I’m wired and exhausted;
reading Anthony Bourdain
while I daydream about Tucson.
Right now all I want from life
is a carne seca chimichanga
— elegante style —
from El Charro.
Then, full and content,
we’ll hop on the scooter
to head out into the desert
so we can watch
the slow march of a storm
as it lays siege to the city.
T-shirts in February.
Same city, different partner.
Funny what a difference that makes.
(We – the first “we” – never watched
our wedding video. The second “we”
never made one.) I’m not afraid of
scorpions or tarantulas.
And I’ve been living in fear
of my fellow man long enough.
Hand me some fry bread.
mid-80s, knees wedged against
the vinyl bus seat
avoiding my fellow students
with a Sony Walkman
I had to bend the headphone cord
just so to listen in stereo
I still have good hearing today
despite blasting Signals
over & over at the limit
of those cheap headphones
later: band trip to Virginia, John & Scott
in the back of the bus
boombox across their laps, John on
air drums, Scott on bass
memorizing every note of Moving Pictures
(put sticks in John’s hands &
he could really play that stuff;
our hometown Neil)
later still: at the War Memorial
in the era of the rotating drum set
we heard the harp glissando
cheered ourselves hoarse as Neil
roared like the god of thunder
row after row of awkward teens
beating the air in unison
’91, Japan: borrowed room, borrowed CD player Roll The Bones on repeat
till Shoko banged on the wall, yelled — in the
Japanese I was just learning —
to turn it down (memories of my parents
buying me a stereo my mom
would never let me turn up)
this morning: false spring, older now
than he was then
out for my morning walk blasting Signals, Grace Under Pressure
water in my eyes but not from the rain
drums carrying the weight of years
all the memories wrapped up in those sounds
seems to me it’s chemistry
Got my uniform on again. Now, in addition to being
embarrassed by the fact of it, I’m also embarrassed
by the fit. I’ve lost twenty-five pounds and look like
a kid in my father’s clothes. And if there’s one thing
I no longer want to wear, it’s the legacy of my father.

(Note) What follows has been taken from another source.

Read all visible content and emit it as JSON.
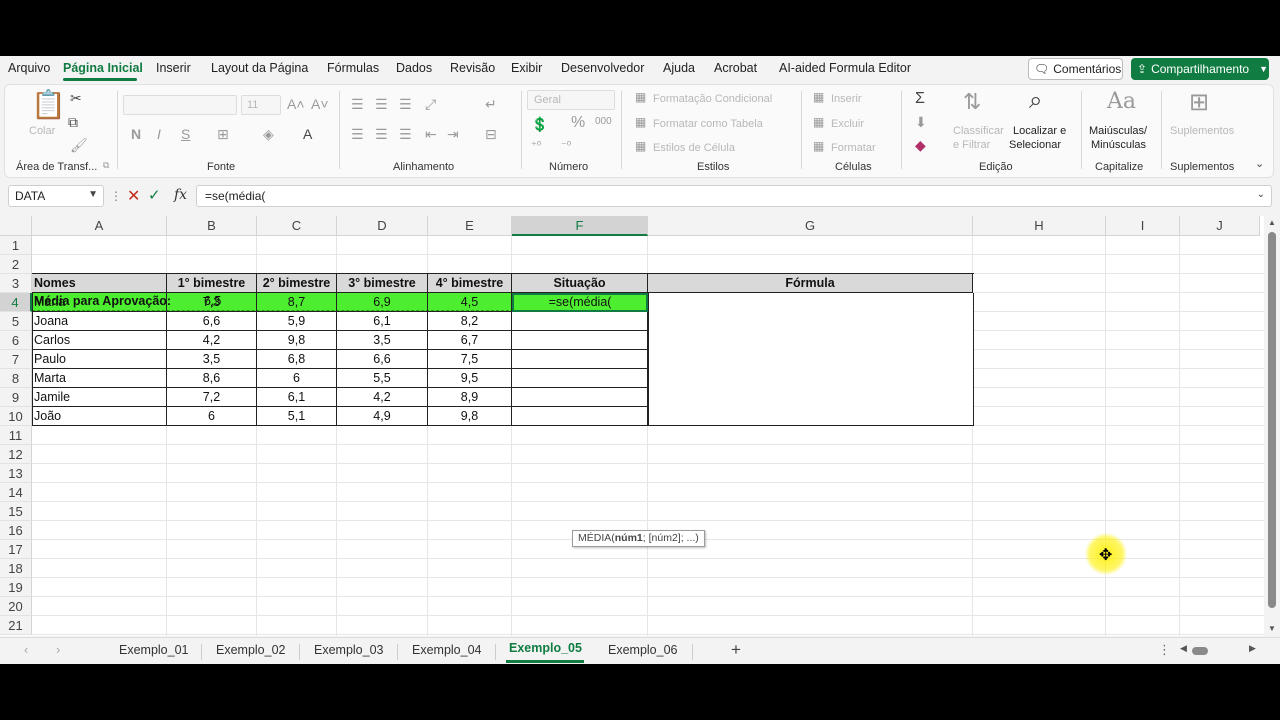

Either of them. Anyway to cut the taste of defeat
I control the music. Me and my Bluetooth speaker
against the world, or at least the office. Right now
I’m playing the Japanese punk band Chai at a volume
that can only be called inconsiderate. I know. But
there are times when four young women screaming
in unison in Japanese is the only thing that will
shove the darkness back a few steps so I can get
a full breath in.
I’ve been learning how to cook more things recently. I started baking (soda breads and cookies) and then tried a larger project for New Year’s Day. I made red beans and ham hocks and rice and cornbread. It was fun and everything came out really well. New adventures!
I went back through the past ten years, nearly at random, to find a poem from each year. I’m not suggesting these ten poems represent everything I wrote or everything I went through, but they’re a little snapshot of the past decade. I hope you enjoy them. Some of you are in them.
Takes me back to my early days playing
latin jazz and salsa in Tucson bars.
When we were all the way on
whole rooms full of sweating dancers
would cheer, spinning, singing along. ¡Baila!
Me, a 20-year-old white kid with no business
among these grizzled Mexican and Puerto Rican
veterans of the local music scene. Playing the claves
like an elementary school kid with woodblocks.
“If you’re going to play them,” Ismael said, “PLAY THEM.”
Later he would tell me, during a flamenco tune:
“Clap like my mama’s making tortillas.”
(He offered me cocaine, drank Scotch during every set
till the tempos were elastic as putty.)
Later I would lay jazz melodies over the dance rhythms.
Will, the bongocero, said to a new trumpeter:
“Can you play them jazz songs like my man Jason?”
I floated off the floor in my cap-toed spectators.
MCA Records offered us a deal, so we got together
at Izzy’s house to lay down a bunch of music.
Izzy got coked up, missed the meeting with the execs,
the deal was off. But when we were on, man,
we were all the way on.